**Exercise requirements:**
The answer must repeat every record exactly, with no pictures in it.

**Data to use:**
*-*-*
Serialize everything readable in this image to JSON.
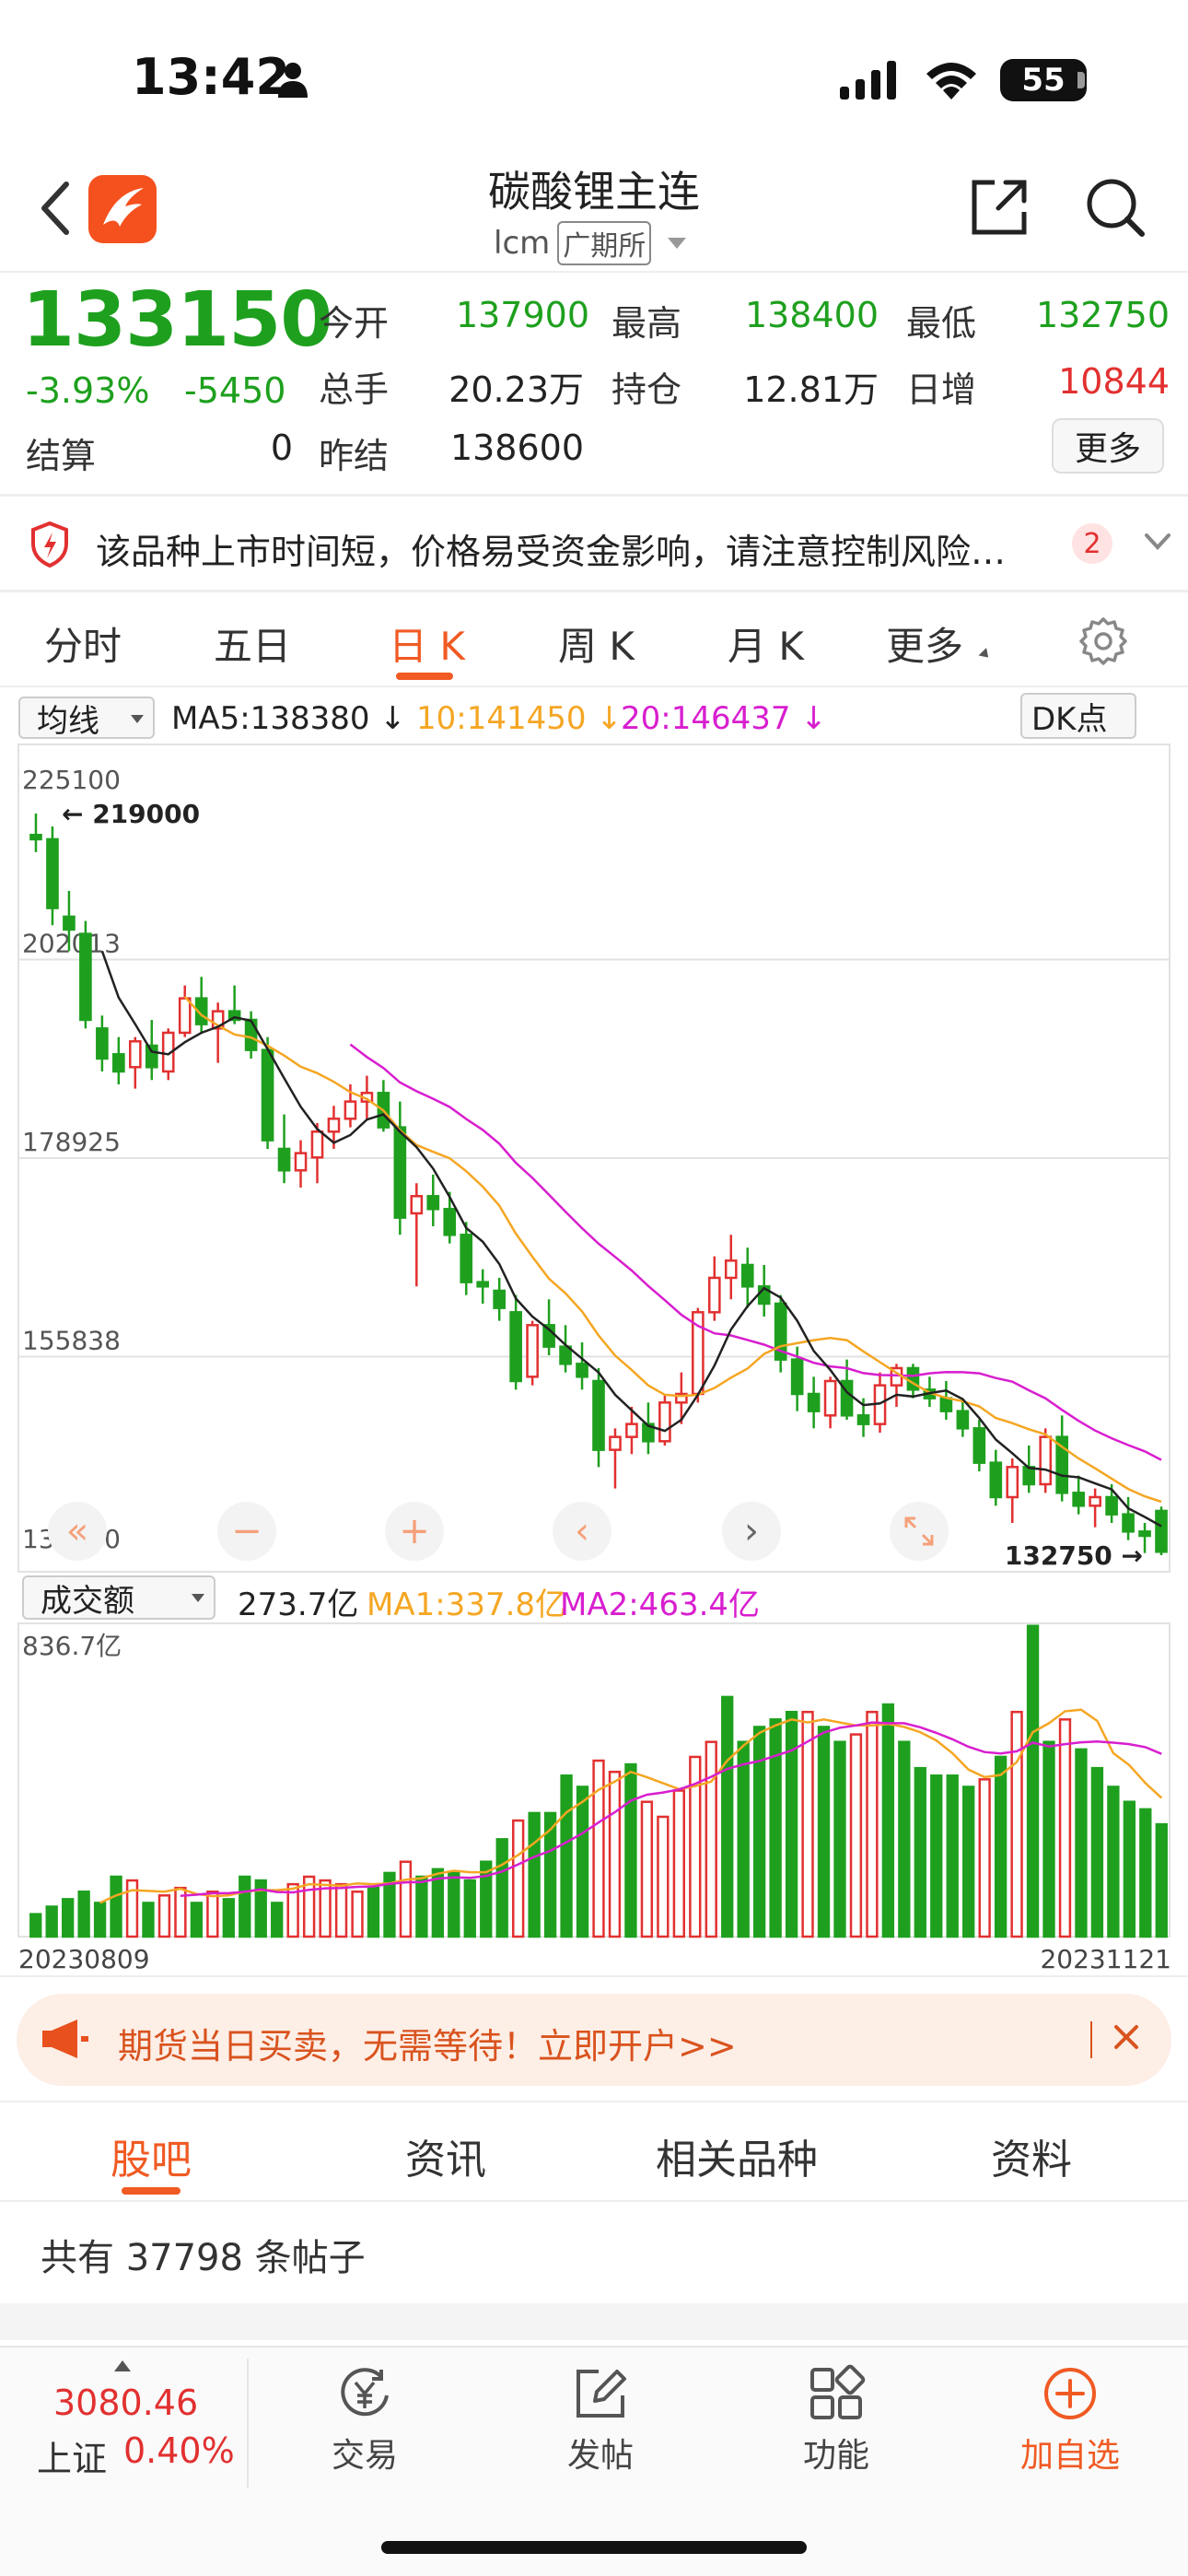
{
  "status_bar": {
    "time": "13:42",
    "battery": "55"
  },
  "header": {
    "title": "碳酸锂主连",
    "code": "lcm",
    "exchange": "广期所"
  },
  "quote": {
    "price": "133150",
    "change_pct": "-3.93%",
    "change": "-5450",
    "fields": [
      {
        "label": "今开",
        "value": "137900",
        "color": "green"
      },
      {
        "label": "最高",
        "value": "138400",
        "color": "green"
      },
      {
        "label": "最低",
        "value": "132750",
        "color": "green"
      },
      {
        "label": "总手",
        "value": "20.23万",
        "color": "black"
      },
      {
        "label": "持仓",
        "value": "12.81万",
        "color": "black"
      },
      {
        "label": "日增",
        "value": "10844",
        "color": "red"
      },
      {
        "label": "结算",
        "value": "0",
        "color": "black"
      },
      {
        "label": "昨结",
        "value": "138600",
        "color": "black"
      }
    ],
    "more_label": "更多"
  },
  "notice": {
    "text": "该品种上市时间短，价格易受资金影响，请注意控制风险…",
    "badge": "2"
  },
  "tabs": {
    "items": [
      "分时",
      "五日",
      "日 K",
      "周 K",
      "月 K",
      "更多"
    ],
    "active": 2
  },
  "indicators": {
    "ma_select": "均线",
    "ma5": "MA5:138380",
    "ma10": "10:141450",
    "ma20": "20:146437",
    "dk_label": "DK点",
    "vol_select": "成交额",
    "vol_value": "273.7亿",
    "vma1": "MA1:337.8亿",
    "vma2": "MA2:463.4亿"
  },
  "colors": {
    "up": "#e23030",
    "down": "#1ea01e",
    "ma5": "#222222",
    "ma10": "#f5a623",
    "ma20": "#d81ecf",
    "accent": "#f05a23"
  },
  "chart_data": [
    {
      "type": "candlestick",
      "y_ticks": [
        "225100",
        "202013",
        "178925",
        "155838",
        "132750"
      ],
      "ylim": [
        132750,
        225100
      ],
      "annotations": [
        "219000",
        "132750"
      ],
      "ohlc": [
        [
          216500,
          219000,
          214500,
          216000
        ],
        [
          216000,
          217500,
          206000,
          208000
        ],
        [
          207000,
          210000,
          203000,
          205500
        ],
        [
          205000,
          206500,
          194000,
          195000
        ],
        [
          194000,
          195500,
          189000,
          190500
        ],
        [
          191000,
          193000,
          187500,
          189000
        ],
        [
          189500,
          193000,
          187000,
          192500
        ],
        [
          192000,
          195000,
          188000,
          189500
        ],
        [
          189000,
          194000,
          188000,
          193500
        ],
        [
          193500,
          199000,
          193000,
          197500
        ],
        [
          197500,
          200000,
          193500,
          194500
        ],
        [
          194000,
          197000,
          190000,
          196000
        ],
        [
          196000,
          199000,
          194500,
          195000
        ],
        [
          195000,
          196000,
          190500,
          191500
        ],
        [
          191500,
          193000,
          180000,
          181000
        ],
        [
          180000,
          184000,
          176000,
          177500
        ],
        [
          177500,
          181000,
          175500,
          179500
        ],
        [
          179000,
          183000,
          176000,
          182000
        ],
        [
          182000,
          185000,
          180000,
          183500
        ],
        [
          183500,
          187500,
          182500,
          185500
        ],
        [
          185500,
          188500,
          183500,
          186500
        ],
        [
          186500,
          188000,
          182000,
          182500
        ],
        [
          182500,
          185500,
          170000,
          172000
        ],
        [
          172500,
          176000,
          164000,
          174500
        ],
        [
          174500,
          177000,
          171000,
          173000
        ],
        [
          173000,
          175000,
          169000,
          170000
        ],
        [
          170000,
          171500,
          163000,
          164500
        ],
        [
          164500,
          166000,
          162000,
          164000
        ],
        [
          163500,
          165000,
          160000,
          161500
        ],
        [
          161000,
          163000,
          152000,
          153000
        ],
        [
          153500,
          160000,
          152500,
          159500
        ],
        [
          159500,
          162500,
          156000,
          157000
        ],
        [
          157000,
          159500,
          154000,
          155000
        ],
        [
          155000,
          157500,
          152000,
          153500
        ],
        [
          153000,
          154500,
          143000,
          145000
        ],
        [
          145000,
          147500,
          140500,
          146500
        ],
        [
          146500,
          150000,
          144500,
          148000
        ],
        [
          148000,
          150500,
          144500,
          146000
        ],
        [
          146000,
          151500,
          145500,
          150500
        ],
        [
          150500,
          154000,
          148000,
          151500
        ],
        [
          151500,
          161500,
          150500,
          161000
        ],
        [
          161000,
          167500,
          160000,
          165000
        ],
        [
          165000,
          170000,
          162500,
          167000
        ],
        [
          166500,
          168500,
          161500,
          164000
        ],
        [
          164000,
          166500,
          160500,
          162000
        ],
        [
          162000,
          163000,
          154000,
          155500
        ],
        [
          155500,
          157000,
          149500,
          151500
        ],
        [
          151500,
          153500,
          147500,
          149500
        ],
        [
          149000,
          153500,
          147500,
          153000
        ],
        [
          153000,
          155500,
          148500,
          149000
        ],
        [
          149000,
          151000,
          146500,
          148000
        ],
        [
          148000,
          154000,
          147000,
          152500
        ],
        [
          152500,
          155000,
          150000,
          154500
        ],
        [
          154500,
          155000,
          151000,
          152000
        ],
        [
          152000,
          153500,
          150000,
          151000
        ],
        [
          151000,
          153000,
          148500,
          149500
        ],
        [
          149500,
          151000,
          146500,
          147500
        ],
        [
          147500,
          148500,
          142500,
          143500
        ],
        [
          143500,
          145000,
          138500,
          139500
        ],
        [
          139500,
          144000,
          136500,
          143000
        ],
        [
          143000,
          145500,
          140000,
          141000
        ],
        [
          141000,
          147500,
          140000,
          146500
        ],
        [
          146500,
          149000,
          139000,
          140000
        ],
        [
          140000,
          142000,
          137500,
          138500
        ],
        [
          138500,
          140500,
          136000,
          139500
        ],
        [
          139500,
          141000,
          136500,
          137500
        ],
        [
          137500,
          139500,
          134500,
          135500
        ],
        [
          135500,
          136500,
          133000,
          135000
        ],
        [
          137900,
          138400,
          132750,
          133150
        ]
      ],
      "ma5": "MA5:138380",
      "ma10": "10:141450",
      "ma20": "20:146437"
    },
    {
      "type": "bar",
      "title": "成交额",
      "y_top_label": "836.7亿",
      "x_start": "20230809",
      "x_end": "20231121",
      "ylim": [
        0,
        836.7
      ],
      "values": [
        60,
        80,
        100,
        120,
        90,
        160,
        150,
        90,
        110,
        130,
        90,
        120,
        100,
        160,
        150,
        90,
        140,
        160,
        150,
        140,
        120,
        130,
        170,
        200,
        160,
        180,
        170,
        150,
        200,
        260,
        310,
        330,
        330,
        430,
        400,
        470,
        440,
        460,
        360,
        320,
        390,
        480,
        520,
        640,
        520,
        560,
        580,
        600,
        600,
        560,
        520,
        540,
        600,
        620,
        520,
        450,
        430,
        430,
        400,
        420,
        480,
        600,
        830,
        520,
        580,
        500,
        450,
        400,
        360,
        340,
        300
      ],
      "ma1_label": "MA1:337.8亿",
      "ma2_label": "MA2:463.4亿"
    }
  ],
  "banner": {
    "text": "期货当日买卖，无需等待！立即开户>>"
  },
  "section_tabs": {
    "items": [
      "股吧",
      "资讯",
      "相关品种",
      "资料"
    ],
    "active": 0
  },
  "posts": {
    "text": "共有 37798 条帖子"
  },
  "bottom_nav": {
    "index_value": "3080.46",
    "index_name": "上证",
    "index_pct": "0.40%",
    "items": [
      "交易",
      "发帖",
      "功能",
      "加自选"
    ]
  }
}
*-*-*
**Result below:**
Serialize everything readable in this image to JSON.
{
  "status_bar": {
    "time": "13:42",
    "battery": "55"
  },
  "header": {
    "title": "碳酸锂主连",
    "code": "lcm",
    "exchange": "广期所"
  },
  "quote": {
    "price": "133150",
    "change_pct": "-3.93%",
    "change": "-5450",
    "fields": [
      {
        "label": "今开",
        "value": "137900",
        "color": "green"
      },
      {
        "label": "最高",
        "value": "138400",
        "color": "green"
      },
      {
        "label": "最低",
        "value": "132750",
        "color": "green"
      },
      {
        "label": "总手",
        "value": "20.23万",
        "color": "black"
      },
      {
        "label": "持仓",
        "value": "12.81万",
        "color": "black"
      },
      {
        "label": "日增",
        "value": "10844",
        "color": "red"
      },
      {
        "label": "结算",
        "value": "0",
        "color": "black"
      },
      {
        "label": "昨结",
        "value": "138600",
        "color": "black"
      }
    ],
    "more_label": "更多"
  },
  "notice": {
    "text": "该品种上市时间短，价格易受资金影响，请注意控制风险…",
    "badge": "2"
  },
  "tabs": {
    "items": [
      "分时",
      "五日",
      "日 K",
      "周 K",
      "月 K",
      "更多"
    ],
    "active": 2
  },
  "indicators": {
    "ma_select": "均线",
    "ma5": "MA5:138380",
    "ma10": "10:141450",
    "ma20": "20:146437",
    "dk_label": "DK点",
    "vol_select": "成交额",
    "vol_value": "273.7亿",
    "vma1": "MA1:337.8亿",
    "vma2": "MA2:463.4亿"
  },
  "colors": {
    "up": "#e23030",
    "down": "#1ea01e",
    "ma5": "#222222",
    "ma10": "#f5a623",
    "ma20": "#d81ecf",
    "accent": "#f05a23"
  },
  "chart_data": [
    {
      "type": "candlestick",
      "y_ticks": [
        "225100",
        "202013",
        "178925",
        "155838",
        "132750"
      ],
      "ylim": [
        132750,
        225100
      ],
      "annotations": [
        "219000",
        "132750"
      ],
      "ohlc": [
        [
          216500,
          219000,
          214500,
          216000
        ],
        [
          216000,
          217500,
          206000,
          208000
        ],
        [
          207000,
          210000,
          203000,
          205500
        ],
        [
          205000,
          206500,
          194000,
          195000
        ],
        [
          194000,
          195500,
          189000,
          190500
        ],
        [
          191000,
          193000,
          187500,
          189000
        ],
        [
          189500,
          193000,
          187000,
          192500
        ],
        [
          192000,
          195000,
          188000,
          189500
        ],
        [
          189000,
          194000,
          188000,
          193500
        ],
        [
          193500,
          199000,
          193000,
          197500
        ],
        [
          197500,
          200000,
          193500,
          194500
        ],
        [
          194000,
          197000,
          190000,
          196000
        ],
        [
          196000,
          199000,
          194500,
          195000
        ],
        [
          195000,
          196000,
          190500,
          191500
        ],
        [
          191500,
          193000,
          180000,
          181000
        ],
        [
          180000,
          184000,
          176000,
          177500
        ],
        [
          177500,
          181000,
          175500,
          179500
        ],
        [
          179000,
          183000,
          176000,
          182000
        ],
        [
          182000,
          185000,
          180000,
          183500
        ],
        [
          183500,
          187500,
          182500,
          185500
        ],
        [
          185500,
          188500,
          183500,
          186500
        ],
        [
          186500,
          188000,
          182000,
          182500
        ],
        [
          182500,
          185500,
          170000,
          172000
        ],
        [
          172500,
          176000,
          164000,
          174500
        ],
        [
          174500,
          177000,
          171000,
          173000
        ],
        [
          173000,
          175000,
          169000,
          170000
        ],
        [
          170000,
          171500,
          163000,
          164500
        ],
        [
          164500,
          166000,
          162000,
          164000
        ],
        [
          163500,
          165000,
          160000,
          161500
        ],
        [
          161000,
          163000,
          152000,
          153000
        ],
        [
          153500,
          160000,
          152500,
          159500
        ],
        [
          159500,
          162500,
          156000,
          157000
        ],
        [
          157000,
          159500,
          154000,
          155000
        ],
        [
          155000,
          157500,
          152000,
          153500
        ],
        [
          153000,
          154500,
          143000,
          145000
        ],
        [
          145000,
          147500,
          140500,
          146500
        ],
        [
          146500,
          150000,
          144500,
          148000
        ],
        [
          148000,
          150500,
          144500,
          146000
        ],
        [
          146000,
          151500,
          145500,
          150500
        ],
        [
          150500,
          154000,
          148000,
          151500
        ],
        [
          151500,
          161500,
          150500,
          161000
        ],
        [
          161000,
          167500,
          160000,
          165000
        ],
        [
          165000,
          170000,
          162500,
          167000
        ],
        [
          166500,
          168500,
          161500,
          164000
        ],
        [
          164000,
          166500,
          160500,
          162000
        ],
        [
          162000,
          163000,
          154000,
          155500
        ],
        [
          155500,
          157000,
          149500,
          151500
        ],
        [
          151500,
          153500,
          147500,
          149500
        ],
        [
          149000,
          153500,
          147500,
          153000
        ],
        [
          153000,
          155500,
          148500,
          149000
        ],
        [
          149000,
          151000,
          146500,
          148000
        ],
        [
          148000,
          154000,
          147000,
          152500
        ],
        [
          152500,
          155000,
          150000,
          154500
        ],
        [
          154500,
          155000,
          151000,
          152000
        ],
        [
          152000,
          153500,
          150000,
          151000
        ],
        [
          151000,
          153000,
          148500,
          149500
        ],
        [
          149500,
          151000,
          146500,
          147500
        ],
        [
          147500,
          148500,
          142500,
          143500
        ],
        [
          143500,
          145000,
          138500,
          139500
        ],
        [
          139500,
          144000,
          136500,
          143000
        ],
        [
          143000,
          145500,
          140000,
          141000
        ],
        [
          141000,
          147500,
          140000,
          146500
        ],
        [
          146500,
          149000,
          139000,
          140000
        ],
        [
          140000,
          142000,
          137500,
          138500
        ],
        [
          138500,
          140500,
          136000,
          139500
        ],
        [
          139500,
          141000,
          136500,
          137500
        ],
        [
          137500,
          139500,
          134500,
          135500
        ],
        [
          135500,
          136500,
          133000,
          135000
        ],
        [
          137900,
          138400,
          132750,
          133150
        ]
      ],
      "ma5": "MA5:138380",
      "ma10": "10:141450",
      "ma20": "20:146437"
    },
    {
      "type": "bar",
      "title": "成交额",
      "y_top_label": "836.7亿",
      "x_start": "20230809",
      "x_end": "20231121",
      "ylim": [
        0,
        836.7
      ],
      "values": [
        60,
        80,
        100,
        120,
        90,
        160,
        150,
        90,
        110,
        130,
        90,
        120,
        100,
        160,
        150,
        90,
        140,
        160,
        150,
        140,
        120,
        130,
        170,
        200,
        160,
        180,
        170,
        150,
        200,
        260,
        310,
        330,
        330,
        430,
        400,
        470,
        440,
        460,
        360,
        320,
        390,
        480,
        520,
        640,
        520,
        560,
        580,
        600,
        600,
        560,
        520,
        540,
        600,
        620,
        520,
        450,
        430,
        430,
        400,
        420,
        480,
        600,
        830,
        520,
        580,
        500,
        450,
        400,
        360,
        340,
        300
      ],
      "ma1_label": "MA1:337.8亿",
      "ma2_label": "MA2:463.4亿"
    }
  ],
  "banner": {
    "text": "期货当日买卖，无需等待！立即开户>>"
  },
  "section_tabs": {
    "items": [
      "股吧",
      "资讯",
      "相关品种",
      "资料"
    ],
    "active": 0
  },
  "posts": {
    "text": "共有 37798 条帖子"
  },
  "bottom_nav": {
    "index_value": "3080.46",
    "index_name": "上证",
    "index_pct": "0.40%",
    "items": [
      "交易",
      "发帖",
      "功能",
      "加自选"
    ]
  }
}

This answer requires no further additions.